Start of EXCERPTED RECORDS
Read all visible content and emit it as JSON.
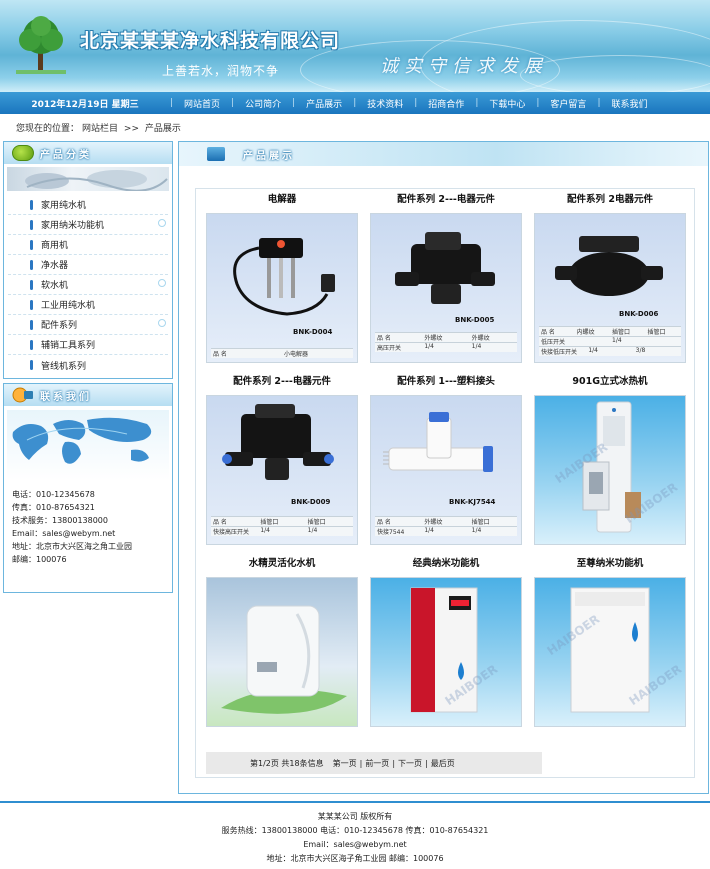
{
  "header": {
    "company_name": "北京某某某净水科技有限公司",
    "slogan": "上善若水，润物不争",
    "motto": "诚实守信求发展"
  },
  "nav": {
    "date": "2012年12月19日  星期三",
    "items": [
      "网站首页",
      "公司简介",
      "产品展示",
      "技术资料",
      "招商合作",
      "下载中心",
      "客户留言",
      "联系我们"
    ]
  },
  "breadcrumb": {
    "prefix": "您现在的位置：",
    "root": "网站栏目",
    "sep": ">>",
    "current": "产品展示"
  },
  "sidebar": {
    "categories_title": "产品分类",
    "categories": [
      "家用纯水机",
      "家用纳米功能机",
      "商用机",
      "净水器",
      "软水机",
      "工业用纯水机",
      "配件系列",
      "辅销工具系列",
      "管线机系列"
    ],
    "contact_title": "联系我们",
    "contact": {
      "phone": "电话：010-12345678",
      "fax": "传真：010-87654321",
      "service": "技术服务：13800138000",
      "email": "Email：sales@webym.net",
      "address": "地址：北京市大兴区海之角工业园",
      "postcode": "邮编：100076"
    }
  },
  "main": {
    "title": "产品展示",
    "products": [
      {
        "name": "电解器",
        "model": "BNK-D004",
        "table": [
          "品  名",
          "小电解器"
        ]
      },
      {
        "name": "配件系列 2---电器元件",
        "model": "BNK-D005",
        "table": [
          "品  名",
          "外螺纹",
          "外螺纹",
          "高压开关",
          "1/4",
          "1/4"
        ]
      },
      {
        "name": "配件系列 2电器元件",
        "model": "BNK-D006",
        "table": [
          "品  名",
          "内螺纹",
          "插管口",
          "插管口",
          "低压开关",
          "1/4",
          "快接低压开关",
          "1/4",
          "3/8"
        ]
      },
      {
        "name": "配件系列 2---电器元件",
        "model": "BNK-D009",
        "table": [
          "品  名",
          "插管口",
          "插管口",
          "快接高压开关",
          "1/4",
          "1/4"
        ]
      },
      {
        "name": "配件系列 1---塑料接头",
        "model": "BNK-KJ7544",
        "table": [
          "品  名",
          "外螺纹",
          "插管口",
          "快接7544",
          "1/4",
          "1/4"
        ]
      },
      {
        "name": "901G立式冰热机",
        "model": "",
        "table": []
      },
      {
        "name": "水精灵活化水机",
        "model": "",
        "table": []
      },
      {
        "name": "经典纳米功能机",
        "model": "",
        "table": []
      },
      {
        "name": "至尊纳米功能机",
        "model": "",
        "table": []
      }
    ],
    "watermark": "HAIBOER"
  },
  "pager": {
    "info": "第1/2页   共18条信息",
    "first": "第一页",
    "prev": "前一页",
    "next": "下一页",
    "last": "最后页",
    "sep": "|"
  },
  "footer": {
    "copyright": "某某某公司 版权所有",
    "contact_line": "服务热线：13800138000   电话：010-12345678   传真：010-87654321",
    "email_line": "Email：sales@webym.net",
    "address_line": "地址：北京市大兴区海子角工业园   邮编：100076"
  },
  "colors": {
    "nav_bg": "#1a75be",
    "panel_border": "#6db6de",
    "accent": "#2b77c2"
  }
}
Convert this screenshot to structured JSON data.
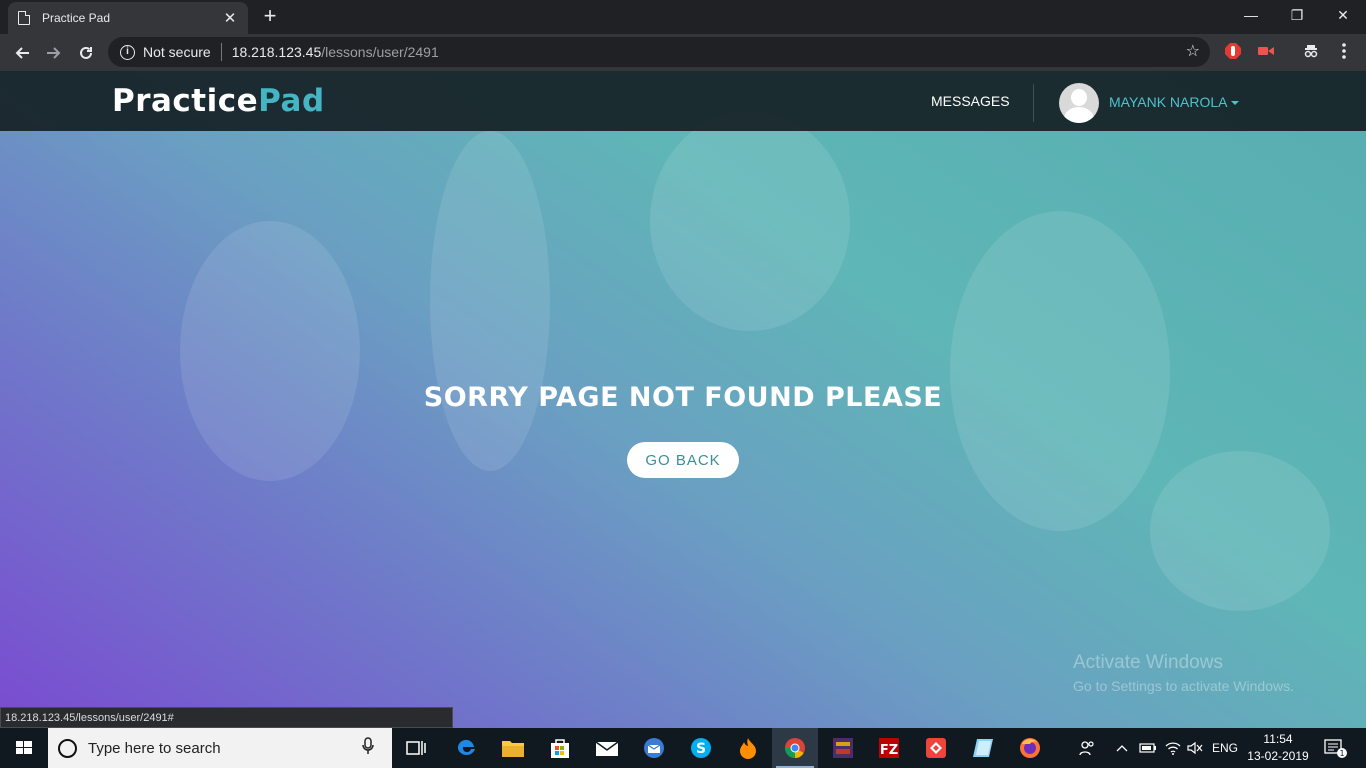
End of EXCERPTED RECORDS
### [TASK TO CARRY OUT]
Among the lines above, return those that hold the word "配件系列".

### [PROBLEM SOLUTION]
      "配件系列",
        "name": "配件系列 2---电器元件",
        "name": "配件系列 2电器元件",
        "name": "配件系列 2---电器元件",
        "name": "配件系列 1---塑料接头",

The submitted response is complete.